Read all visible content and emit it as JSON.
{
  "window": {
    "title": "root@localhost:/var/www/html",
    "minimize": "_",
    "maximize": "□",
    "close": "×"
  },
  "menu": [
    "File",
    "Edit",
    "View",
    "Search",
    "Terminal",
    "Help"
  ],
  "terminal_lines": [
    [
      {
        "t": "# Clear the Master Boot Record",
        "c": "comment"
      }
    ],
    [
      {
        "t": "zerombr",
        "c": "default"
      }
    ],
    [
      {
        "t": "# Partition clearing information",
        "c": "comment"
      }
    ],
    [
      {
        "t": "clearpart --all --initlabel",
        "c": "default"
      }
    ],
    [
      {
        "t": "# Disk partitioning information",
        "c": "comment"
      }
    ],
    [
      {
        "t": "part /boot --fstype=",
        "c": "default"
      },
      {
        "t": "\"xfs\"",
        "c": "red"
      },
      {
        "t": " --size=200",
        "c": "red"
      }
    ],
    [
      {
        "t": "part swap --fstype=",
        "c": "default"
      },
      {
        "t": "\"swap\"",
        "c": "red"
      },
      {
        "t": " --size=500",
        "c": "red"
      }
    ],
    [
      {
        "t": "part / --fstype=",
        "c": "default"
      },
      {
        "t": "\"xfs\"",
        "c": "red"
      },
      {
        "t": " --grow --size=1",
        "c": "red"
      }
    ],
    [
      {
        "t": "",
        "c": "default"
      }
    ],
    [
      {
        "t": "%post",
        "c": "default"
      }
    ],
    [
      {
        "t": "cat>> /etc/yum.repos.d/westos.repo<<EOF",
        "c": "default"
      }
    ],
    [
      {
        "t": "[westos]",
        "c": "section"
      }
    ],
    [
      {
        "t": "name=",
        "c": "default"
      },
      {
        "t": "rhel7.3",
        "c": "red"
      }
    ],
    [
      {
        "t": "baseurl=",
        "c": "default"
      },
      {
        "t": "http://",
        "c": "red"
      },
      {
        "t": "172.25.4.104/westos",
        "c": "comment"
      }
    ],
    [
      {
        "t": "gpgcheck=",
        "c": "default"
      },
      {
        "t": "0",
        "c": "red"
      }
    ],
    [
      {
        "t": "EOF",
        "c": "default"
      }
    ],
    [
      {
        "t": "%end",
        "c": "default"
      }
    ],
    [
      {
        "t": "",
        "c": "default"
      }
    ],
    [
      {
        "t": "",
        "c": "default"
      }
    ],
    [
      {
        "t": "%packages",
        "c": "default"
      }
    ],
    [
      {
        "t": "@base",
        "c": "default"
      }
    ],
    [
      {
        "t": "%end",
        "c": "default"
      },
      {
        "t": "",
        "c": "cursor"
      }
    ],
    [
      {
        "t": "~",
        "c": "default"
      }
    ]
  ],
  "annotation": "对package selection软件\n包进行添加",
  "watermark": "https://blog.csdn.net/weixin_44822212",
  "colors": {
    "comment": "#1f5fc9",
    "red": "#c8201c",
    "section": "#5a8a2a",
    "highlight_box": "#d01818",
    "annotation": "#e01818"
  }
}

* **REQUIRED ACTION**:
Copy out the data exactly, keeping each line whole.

* **SOLUTION**:
Read all visible content and emit it as JSON.
{
  "window": {
    "title": "root@localhost:/var/www/html",
    "minimize": "_",
    "maximize": "□",
    "close": "×"
  },
  "menu": [
    "File",
    "Edit",
    "View",
    "Search",
    "Terminal",
    "Help"
  ],
  "terminal_lines": [
    [
      {
        "t": "# Clear the Master Boot Record",
        "c": "comment"
      }
    ],
    [
      {
        "t": "zerombr",
        "c": "default"
      }
    ],
    [
      {
        "t": "# Partition clearing information",
        "c": "comment"
      }
    ],
    [
      {
        "t": "clearpart --all --initlabel",
        "c": "default"
      }
    ],
    [
      {
        "t": "# Disk partitioning information",
        "c": "comment"
      }
    ],
    [
      {
        "t": "part /boot --fstype=",
        "c": "default"
      },
      {
        "t": "\"xfs\"",
        "c": "red"
      },
      {
        "t": " --size=200",
        "c": "red"
      }
    ],
    [
      {
        "t": "part swap --fstype=",
        "c": "default"
      },
      {
        "t": "\"swap\"",
        "c": "red"
      },
      {
        "t": " --size=500",
        "c": "red"
      }
    ],
    [
      {
        "t": "part / --fstype=",
        "c": "default"
      },
      {
        "t": "\"xfs\"",
        "c": "red"
      },
      {
        "t": " --grow --size=1",
        "c": "red"
      }
    ],
    [
      {
        "t": "",
        "c": "default"
      }
    ],
    [
      {
        "t": "%post",
        "c": "default"
      }
    ],
    [
      {
        "t": "cat>> /etc/yum.repos.d/westos.repo<<EOF",
        "c": "default"
      }
    ],
    [
      {
        "t": "[westos]",
        "c": "section"
      }
    ],
    [
      {
        "t": "name=",
        "c": "default"
      },
      {
        "t": "rhel7.3",
        "c": "red"
      }
    ],
    [
      {
        "t": "baseurl=",
        "c": "default"
      },
      {
        "t": "http://",
        "c": "red"
      },
      {
        "t": "172.25.4.104/westos",
        "c": "comment"
      }
    ],
    [
      {
        "t": "gpgcheck=",
        "c": "default"
      },
      {
        "t": "0",
        "c": "red"
      }
    ],
    [
      {
        "t": "EOF",
        "c": "default"
      }
    ],
    [
      {
        "t": "%end",
        "c": "default"
      }
    ],
    [
      {
        "t": "",
        "c": "default"
      }
    ],
    [
      {
        "t": "",
        "c": "default"
      }
    ],
    [
      {
        "t": "%packages",
        "c": "default"
      }
    ],
    [
      {
        "t": "@base",
        "c": "default"
      }
    ],
    [
      {
        "t": "%end",
        "c": "default"
      },
      {
        "t": "",
        "c": "cursor"
      }
    ],
    [
      {
        "t": "~",
        "c": "default"
      }
    ]
  ],
  "annotation": "对package selection软件\n包进行添加",
  "watermark": "https://blog.csdn.net/weixin_44822212",
  "colors": {
    "comment": "#1f5fc9",
    "red": "#c8201c",
    "section": "#5a8a2a",
    "highlight_box": "#d01818",
    "annotation": "#e01818"
  }
}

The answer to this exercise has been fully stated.